THESTREETSWEEPER QUICK HIT – Terrible, cash-eating news from Alaska threatens to drive another stake into Miller Energy Resources (NYSE:MILL). The bleeding Knoxville, Tenn. company is already struggling beneath a recent executive chairman’s margin call that led to panic selling, plus enormous debt, big earnings/revenue misses and low oil prices.
The last thing the company needs is a hit to its tax credit receipts.
That’s because tax credits tied to Miller’s exploration in Alaska have meant millions to the oil and gas company each year. Miller anticipates receiving about $72 million in Alaska tax credit receipts in 2015.
Alaska issues tax credits to oil producers to encourage exploration in the state. The company applies for these credits each quarter and frequently notes that operations depend heavily on tax credit money.

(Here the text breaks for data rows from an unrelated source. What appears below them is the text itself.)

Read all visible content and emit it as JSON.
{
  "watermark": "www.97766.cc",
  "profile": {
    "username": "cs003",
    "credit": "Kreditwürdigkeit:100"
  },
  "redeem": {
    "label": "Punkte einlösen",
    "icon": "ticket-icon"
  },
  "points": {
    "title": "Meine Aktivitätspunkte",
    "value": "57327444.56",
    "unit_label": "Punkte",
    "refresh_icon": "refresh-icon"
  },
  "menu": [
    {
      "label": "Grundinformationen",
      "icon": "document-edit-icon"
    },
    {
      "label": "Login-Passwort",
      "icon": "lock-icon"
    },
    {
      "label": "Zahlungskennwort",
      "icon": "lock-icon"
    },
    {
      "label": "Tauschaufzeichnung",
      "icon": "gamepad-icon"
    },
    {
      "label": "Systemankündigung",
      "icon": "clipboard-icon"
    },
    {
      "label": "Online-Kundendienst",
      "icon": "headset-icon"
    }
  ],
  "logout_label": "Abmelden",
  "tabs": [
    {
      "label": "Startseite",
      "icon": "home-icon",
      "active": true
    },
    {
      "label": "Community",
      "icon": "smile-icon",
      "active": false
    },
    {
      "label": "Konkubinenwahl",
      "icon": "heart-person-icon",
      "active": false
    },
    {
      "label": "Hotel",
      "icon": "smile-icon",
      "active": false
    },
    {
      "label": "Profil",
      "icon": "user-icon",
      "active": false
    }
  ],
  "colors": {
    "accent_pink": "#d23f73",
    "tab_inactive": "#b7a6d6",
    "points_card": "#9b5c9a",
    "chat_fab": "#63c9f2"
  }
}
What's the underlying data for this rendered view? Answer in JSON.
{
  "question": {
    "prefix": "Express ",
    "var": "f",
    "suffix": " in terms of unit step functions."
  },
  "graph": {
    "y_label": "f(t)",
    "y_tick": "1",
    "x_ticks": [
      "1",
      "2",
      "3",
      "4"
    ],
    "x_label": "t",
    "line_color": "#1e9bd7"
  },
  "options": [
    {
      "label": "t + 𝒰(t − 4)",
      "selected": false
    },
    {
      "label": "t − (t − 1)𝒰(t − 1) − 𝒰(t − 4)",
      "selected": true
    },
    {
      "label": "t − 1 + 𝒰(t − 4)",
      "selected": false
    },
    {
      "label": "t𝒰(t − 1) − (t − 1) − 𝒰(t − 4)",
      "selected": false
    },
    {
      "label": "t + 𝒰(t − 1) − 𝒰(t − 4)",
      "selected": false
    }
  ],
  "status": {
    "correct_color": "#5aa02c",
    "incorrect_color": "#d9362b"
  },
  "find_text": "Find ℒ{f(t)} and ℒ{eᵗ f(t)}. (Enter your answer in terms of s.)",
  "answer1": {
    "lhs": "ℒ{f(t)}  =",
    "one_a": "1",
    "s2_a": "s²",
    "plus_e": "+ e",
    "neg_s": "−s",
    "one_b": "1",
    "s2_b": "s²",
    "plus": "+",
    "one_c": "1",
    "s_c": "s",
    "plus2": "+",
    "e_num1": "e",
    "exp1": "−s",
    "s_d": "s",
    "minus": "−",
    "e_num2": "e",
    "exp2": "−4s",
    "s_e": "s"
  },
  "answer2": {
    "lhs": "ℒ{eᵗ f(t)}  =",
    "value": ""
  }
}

Every spare dime is coveted, as new CEO Carl Giesler told analysts in December:
From both the financial and operational perspective the quarter was disappointing to put it mildly.
But now it’s obvious that Alaska Gov. Bill Walker is having second thoughts about the very tax credits that keep Miller pumping.
Recently sworn into office, Gov. Walker wrote an opinion piece and made public comments about some $100 million more going out in oil tax credits than the state will receive in production taxes. The state’s revenue commissioner specifically called out small explorers and developers in the North Slope and Miller stronghold Cook Inlet.
Gov. Walker’s opinion piece stated,
But giving away more in tax breaks than we collect is irresponsible, and it’s unsustainable.
He didn’t specifically propose legislation cutting the tax credits. But he alluded to that, writing:
I look forward to working with the Legislature and all Alaskans to stabilize our financial health and secure our future.
Working from a recent legislative report examining indirect expenses, AlaskaRep. Steve Thompson, co-chairman of the House Finance Committee, is taking a closer look at the issue.
So, the tax credit issue is boiling and presents the possibility of legislative action limiting those tax credits so critical to Miller’s financial core. The ramifications for investors? Daunting.